Go to the line that says ZSH_THEME=””. Here, enter the theme you want to keep. For example, if you want to change the theme to “agnoster,” enter the theme name like this:

changing theme to agnoster in z-shell configuration file

You can also set this option to “random” if you want to switch between different themes regularly.


What if you don’t want to use all the themes but only a few specific ones? Luckily, you also have the option to keep a set of themes. Locate the line that says ZSH_THEME_RANDOM_CANDIDATES=() and enter the theme names like this:

 ZSH_THEME_RANDOM_CANDIDATES=("agnoster" "grml" "robbyrussell") 

Reload the file for the changes to take effect:

 source ~/.zshrc 

3. Configure the Automatic Updates

Oh My Zsh updates automatically every two weeks. You can disable this setting in the Zsh configuration file like this:


You can also configure the number of days you want Zsh to check for updates like this:


Z Shell Offers Features That You Won’t Find Anywhere Else

Z shell comes bundled with so many features that are hard to find in other shells. It comes with a built-in spelling checker and allows you to highlight code. It ships with plenty of amazing themes you can apply to the shell. You can also configure the shell to display important system information.

With tons of features ready to assist you, you can now start writing scripts and Bash programs more efficiently to automate tasks and save plenty of your time.
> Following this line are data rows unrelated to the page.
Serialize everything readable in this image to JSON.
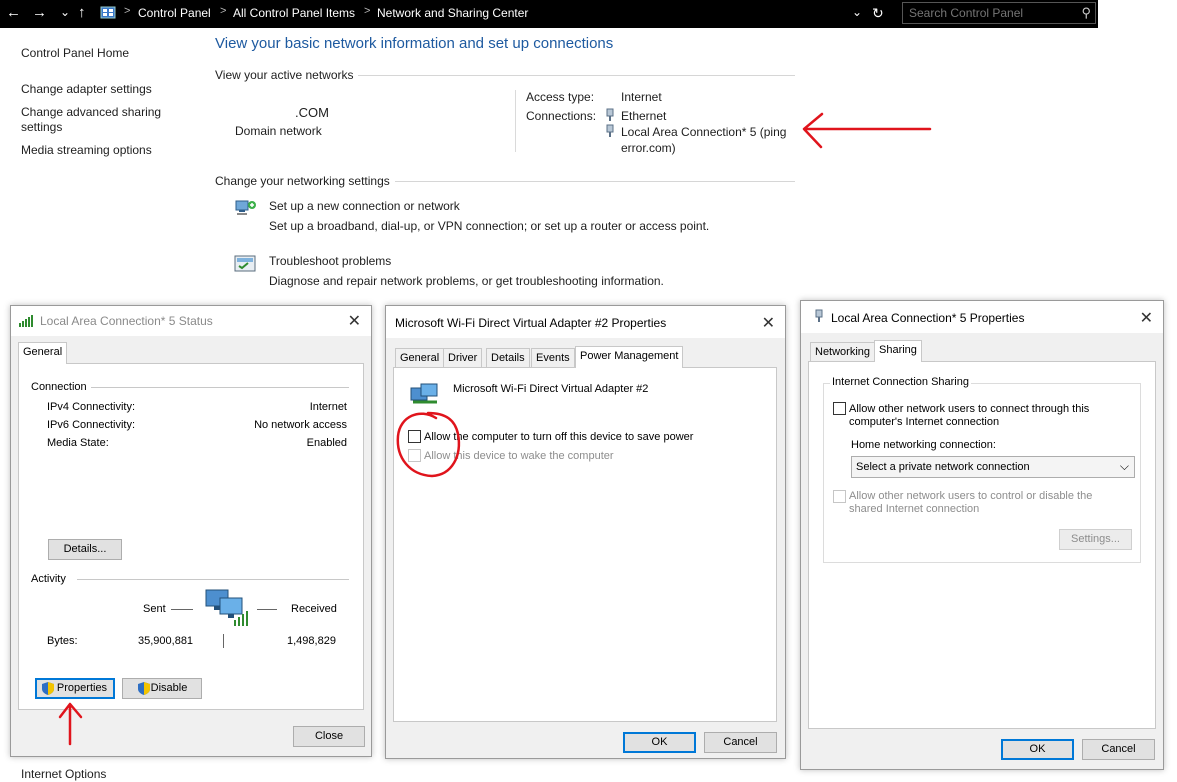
{
  "address_bar": {
    "back": "←",
    "forward": "→",
    "recent": "⌄",
    "up": "↑",
    "breadcrumbs": [
      "Control Panel",
      "All Control Panel Items",
      "Network and Sharing Center"
    ],
    "dropdown": "⌄",
    "refresh": "↻",
    "search_placeholder": "Search Control Panel",
    "search_glyph": "⚲"
  },
  "sidebar": {
    "items": [
      "Control Panel Home",
      "Change adapter settings",
      "Change advanced sharing",
      "settings",
      "Media streaming options"
    ],
    "cut_off_item": "Internet Options"
  },
  "main": {
    "title": "View your basic network information and set up connections",
    "active_networks_label": "View your active networks",
    "network_name": ".COM",
    "network_type": "Domain network",
    "access_type_label": "Access type:",
    "access_type_value": "Internet",
    "connections_label": "Connections:",
    "connection_1": "Ethernet",
    "connection_2_line1": "Local Area Connection* 5 (ping",
    "connection_2_line2": "error.com)",
    "change_settings_label": "Change your networking settings",
    "setup_link": "Set up a new connection or network",
    "setup_desc": "Set up a broadband, dial-up, or VPN connection; or set up a router or access point.",
    "troubleshoot_link": "Troubleshoot problems",
    "troubleshoot_desc": "Diagnose and repair network problems, or get troubleshooting information."
  },
  "status_dialog": {
    "title": "Local Area Connection* 5 Status",
    "tab": "General",
    "connection_group": "Connection",
    "rows": [
      {
        "label": "IPv4 Connectivity:",
        "value": "Internet"
      },
      {
        "label": "IPv6 Connectivity:",
        "value": "No network access"
      },
      {
        "label": "Media State:",
        "value": "Enabled"
      }
    ],
    "details_button": "Details...",
    "activity_group": "Activity",
    "sent_label": "Sent",
    "received_label": "Received",
    "bytes_label": "Bytes:",
    "bytes_sent": "35,900,881",
    "bytes_received": "1,498,829",
    "properties_button": "Properties",
    "disable_button": "Disable",
    "close_button": "Close"
  },
  "adapter_dialog": {
    "title": "Microsoft Wi-Fi Direct Virtual Adapter #2 Properties",
    "tabs": [
      "General",
      "Driver",
      "Details",
      "Events",
      "Power Management"
    ],
    "device_name": "Microsoft Wi-Fi Direct Virtual Adapter #2",
    "option_1": "Allow the computer to turn off this device to save power",
    "option_2": "Allow this device to wake the computer",
    "ok_button": "OK",
    "cancel_button": "Cancel"
  },
  "properties_dialog": {
    "title": "Local Area Connection* 5 Properties",
    "tabs": [
      "Networking",
      "Sharing"
    ],
    "ics_group": "Internet Connection Sharing",
    "allow_connect_line1": "Allow other network users to connect through this",
    "allow_connect_line2": "computer's Internet connection",
    "home_conn_label": "Home networking connection:",
    "home_conn_value": "Select a private network connection",
    "allow_control_line1": "Allow other network users to control or disable the",
    "allow_control_line2": "shared Internet connection",
    "settings_button": "Settings...",
    "ok_button": "OK",
    "cancel_button": "Cancel"
  },
  "glyphs": {
    "close": "✕",
    "chevron": "⌵"
  },
  "colors": {
    "link": "#1c5fb1",
    "heading": "#1e5aa0",
    "annotation": "#e0141c",
    "focus": "#0078d7"
  }
}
Happy scripting!


Source link

Leave a Reply

%d bloggers like this: